the pivot for sorting k elements is element number ⌊k/2⌋.

Consider running the following quick-sort-like experiment.

- Pick a positive integer N
- Pick a N numbers at random (say without duplicates).
- Choose at random one of the N numbers and call it the pivot.
- Split the other numbers into two piles: those bigger than the pivot and those smaller than the pivot.
- Call this a good split if the two piles are "nearly" equal. Specifically, the split is good if the larger of the piles has no more than 3N/4 elements (which is the same as the smaller pile having no fewer than N/4 elements)

Are good splits rare or common?

**Theorem**: (From probability theory). The expected
number of times that a fair coin must be flipped until it shows
``heads'' k times is 2k.

We will not prove this theorem, but will apply it to analyze good splits.

**Theorem**: The
**expected** running time of randomized quick-sort on N
numbers is O(Nlog(N)).

**Proof**: First we prove a little log lemma.

**Lemma**: log_{b}a = (log(a)) / log(b).

**Proof of Lemma**: First note that
a^{log(b)} = b^{log(a)} (take the log of both
sides).

Now raise each side to the power 1/log(b).

(a^{log(b)})^{(1/log(b)} =
(b^{log(a)})^{1/log(b)}.

Thus a^{(log(b))/log(b)} = b^{(log(a))/log(b)}
(since (x^{y})^{z} = x^{yz}, see homework below).

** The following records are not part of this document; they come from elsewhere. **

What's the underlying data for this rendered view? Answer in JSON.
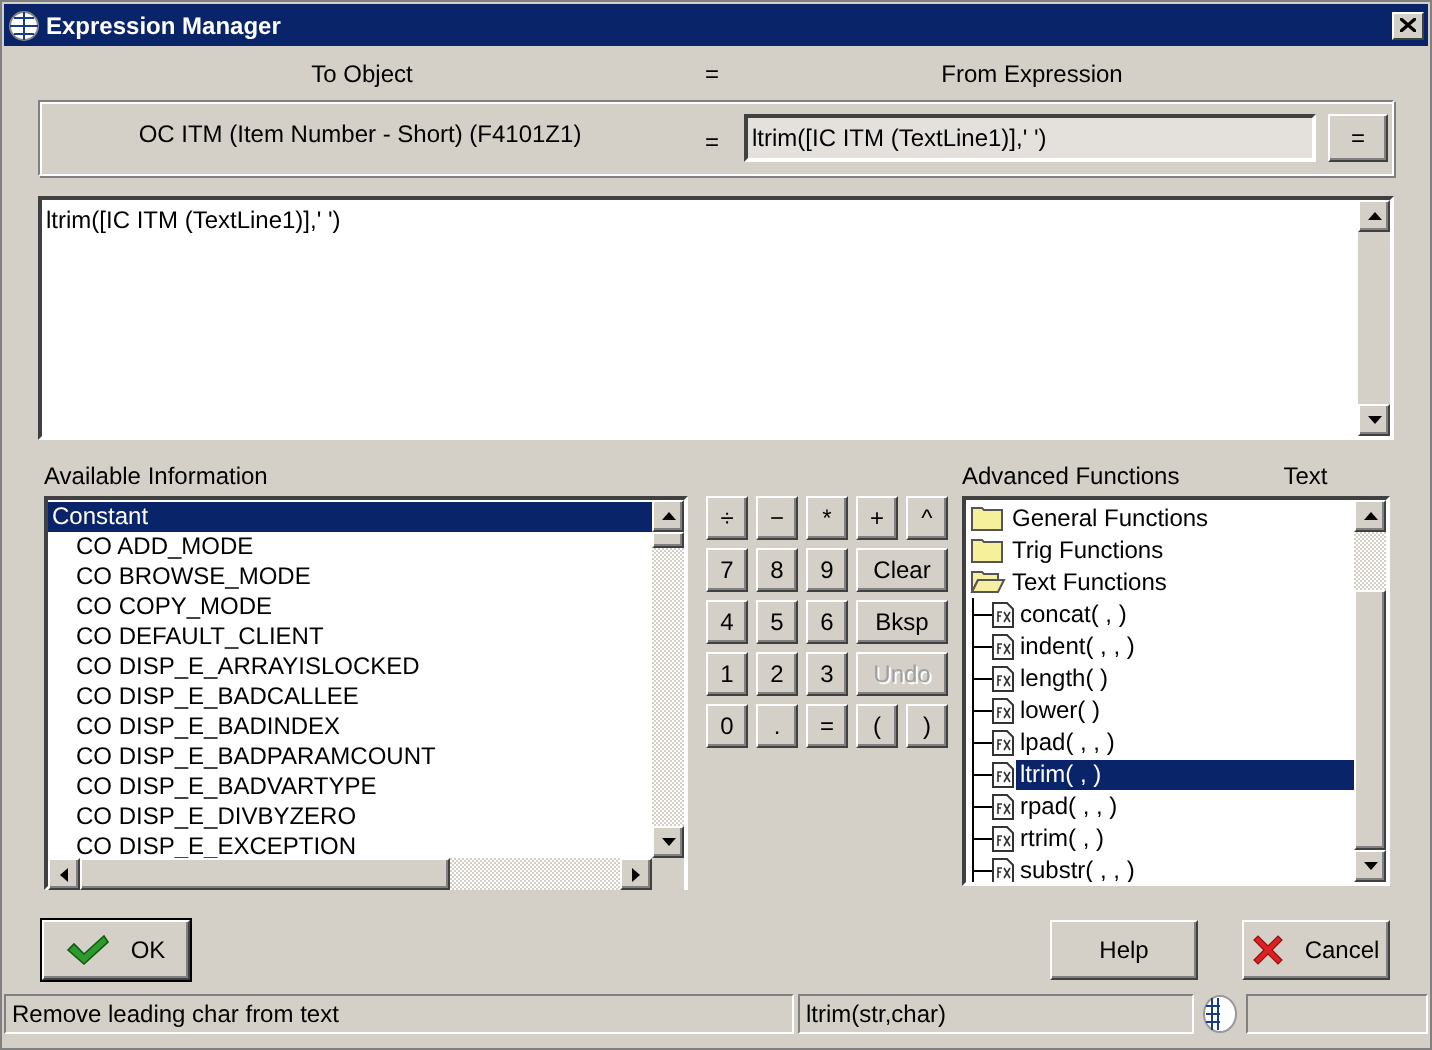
{
  "window": {
    "title": "Expression Manager"
  },
  "assignment": {
    "to_heading": "To Object",
    "equals_heading": "=",
    "from_heading": "From Expression",
    "target": "OC ITM (Item Number - Short) (F4101Z1)",
    "equals": "=",
    "expression": "ltrim([IC ITM (TextLine1)],' ')",
    "assign_button": "="
  },
  "editor": {
    "value": "ltrim([IC ITM (TextLine1)],' ')"
  },
  "available": {
    "label": "Available Information",
    "items": [
      {
        "label": "Constant",
        "selected": true,
        "children": [
          {
            "label": "CO ADD_MODE",
            "selected": false
          },
          {
            "label": "CO BROWSE_MODE",
            "selected": false
          },
          {
            "label": "CO COPY_MODE",
            "selected": false
          },
          {
            "label": "CO DEFAULT_CLIENT",
            "selected": false
          },
          {
            "label": "CO DISP_E_ARRAYISLOCKED",
            "selected": false
          },
          {
            "label": "CO DISP_E_BADCALLEE",
            "selected": false
          },
          {
            "label": "CO DISP_E_BADINDEX",
            "selected": false
          },
          {
            "label": "CO DISP_E_BADPARAMCOUNT",
            "selected": false
          },
          {
            "label": "CO DISP_E_BADVARTYPE",
            "selected": false
          },
          {
            "label": "CO DISP_E_DIVBYZERO",
            "selected": false
          },
          {
            "label": "CO DISP_E_EXCEPTION",
            "selected": false
          }
        ]
      }
    ]
  },
  "keypad": [
    {
      "label": "÷",
      "disabled": false,
      "wide": false
    },
    {
      "label": "−",
      "disabled": false,
      "wide": false
    },
    {
      "label": "*",
      "disabled": false,
      "wide": false
    },
    {
      "label": "+",
      "disabled": false,
      "wide": false
    },
    {
      "label": "^",
      "disabled": false,
      "wide": false
    },
    {
      "label": "7",
      "disabled": false,
      "wide": false
    },
    {
      "label": "8",
      "disabled": false,
      "wide": false
    },
    {
      "label": "9",
      "disabled": false,
      "wide": false
    },
    {
      "label": "Clear",
      "disabled": false,
      "wide": true
    },
    {
      "label": "4",
      "disabled": false,
      "wide": false
    },
    {
      "label": "5",
      "disabled": false,
      "wide": false
    },
    {
      "label": "6",
      "disabled": false,
      "wide": false
    },
    {
      "label": "Bksp",
      "disabled": false,
      "wide": true
    },
    {
      "label": "1",
      "disabled": false,
      "wide": false
    },
    {
      "label": "2",
      "disabled": false,
      "wide": false
    },
    {
      "label": "3",
      "disabled": false,
      "wide": false
    },
    {
      "label": "Undo",
      "disabled": true,
      "wide": true
    },
    {
      "label": "0",
      "disabled": false,
      "wide": false
    },
    {
      "label": ".",
      "disabled": false,
      "wide": false
    },
    {
      "label": "=",
      "disabled": false,
      "wide": false
    },
    {
      "label": "(",
      "disabled": false,
      "wide": false
    },
    {
      "label": ")",
      "disabled": false,
      "wide": false
    }
  ],
  "advanced": {
    "label": "Advanced Functions",
    "category": "Text",
    "items": [
      {
        "label": "General Functions",
        "expanded": false,
        "selected": false
      },
      {
        "label": "Trig Functions",
        "expanded": false,
        "selected": false
      },
      {
        "label": "Text Functions",
        "expanded": true,
        "selected": false,
        "children": [
          {
            "label": "concat( , )",
            "selected": false
          },
          {
            "label": "indent( , , )",
            "selected": false
          },
          {
            "label": "length( )",
            "selected": false
          },
          {
            "label": "lower( )",
            "selected": false
          },
          {
            "label": "lpad( , , )",
            "selected": false
          },
          {
            "label": "ltrim( , )",
            "selected": true
          },
          {
            "label": "rpad( , , )",
            "selected": false
          },
          {
            "label": "rtrim( , )",
            "selected": false
          },
          {
            "label": "substr( , , )",
            "selected": false
          }
        ]
      }
    ]
  },
  "buttons": [
    {
      "kind": "ok",
      "label": "OK"
    },
    {
      "kind": "help",
      "label": "Help"
    },
    {
      "kind": "cancel",
      "label": "Cancel"
    }
  ],
  "status_bar": {
    "description": "Remove leading char from text",
    "syntax": "ltrim(str,char)"
  }
}
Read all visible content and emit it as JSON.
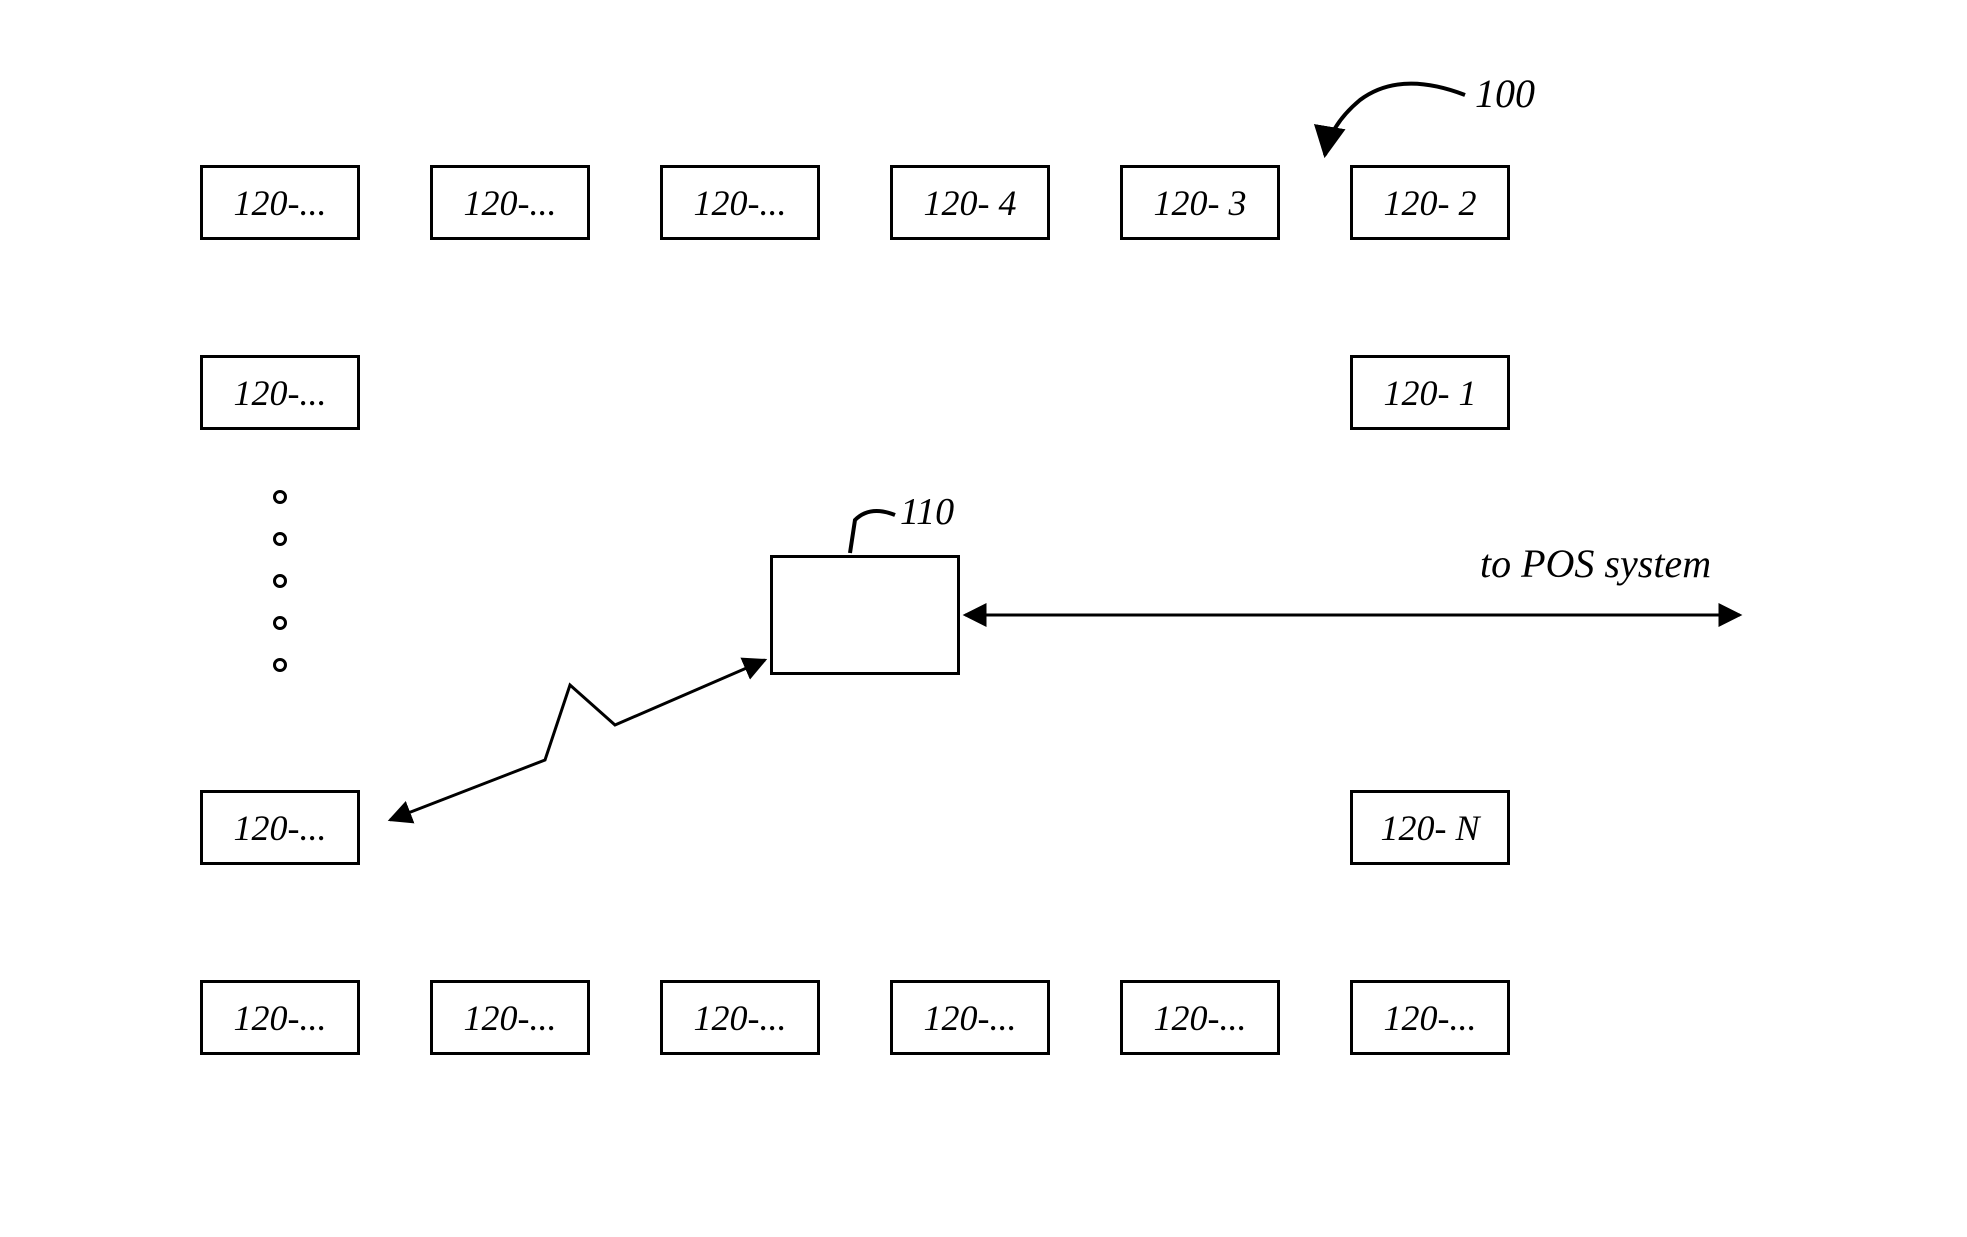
{
  "diagram": {
    "system_ref": "100",
    "central_ref": "110",
    "external_label": "to POS system",
    "nodes": {
      "top": [
        "120-...",
        "120-...",
        "120-...",
        "120- 4",
        "120- 3",
        "120- 2"
      ],
      "right_mid_upper": "120- 1",
      "left_mid_upper": "120-...",
      "left_mid_lower": "120-...",
      "right_mid_lower": "120- N",
      "bottom": [
        "120-...",
        "120-...",
        "120-...",
        "120-...",
        "120-...",
        "120-..."
      ]
    }
  }
}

So a = b^{(log(a))/log(b)}, which says that (log(a))/log(b) is the
power to which one raises b in order to get a. That is the definition of
log_{b}a.

**End of Proof of Lemma**

**Proof of Theorem**:
We picked the pivot at random.
Therefore, if we **imagine** the
N numbers lined up in order, the pivot is equally likely to be
anywhere in this line.

Consider the picture on the right. If the pivot is anywhere in the pink, the split is good. But the pink is half the line so the probability that we get a ``pink pivot'' (i.e., a good split) is 1/2. This is the same probability that a fair coin comes up heads.

Every good split divides the size of the node by at least 4/3.
Recall that if you divide N by 4/3, log_{4/3}(N) times, you
will get 1. So the maximum number of good splits possible along a
path from the root to a leaf is log_{4/3}(N).

Applying the probability theorem above we see that the expected length
of a path from the root to a leaf is at most 2log_{4/3}(N).
By the lemma this is (2log(N))/log(4/3),
which is Θ(log(N)). That is, the expected height is O(log(N)).

Since the time spent at each level is O(N), the
**expected** running time of randomized quick-sort is O(Nlog(N)).
**End of Proof of Theorem**

**Homework:** Show that
(x^{y})^{z} = x^{yz}.
Hint take the log of both sides.

**Theorem**: The running time of any comparison-based
sorting algorithm is Ω(Nlog(N)).

**Proof**: We will not cover this officially.
Unofficially, the idea is we form a binary tree with each node
corresponding to a comparison performed by the algorithm and the two
children corresponding to the two possible outcomes. This is a tree
of all possible executions (with only comparisons used for decisions).
There are N! permutations of N numbers and each must give a different
execution pattern in order to be sorted. So there are at least N!
leaves. Hence the height is at least log(N!). But N! has N/2
elements that are at least N/2 so N!≥(N/2)^{N/2}. Hence

height ≥ log(N!) ≥ log((N/2)^{N/2}) = (N/2)log(N/2)

So the running time, which is at least the height of this tree, is
Ω(Nlog(N))

**Corollary**: Heap-sort, merge-sort, and quick sort
(with the difficult, linear-time, not-done-in-class median algorithm)
are asymptotically optimal.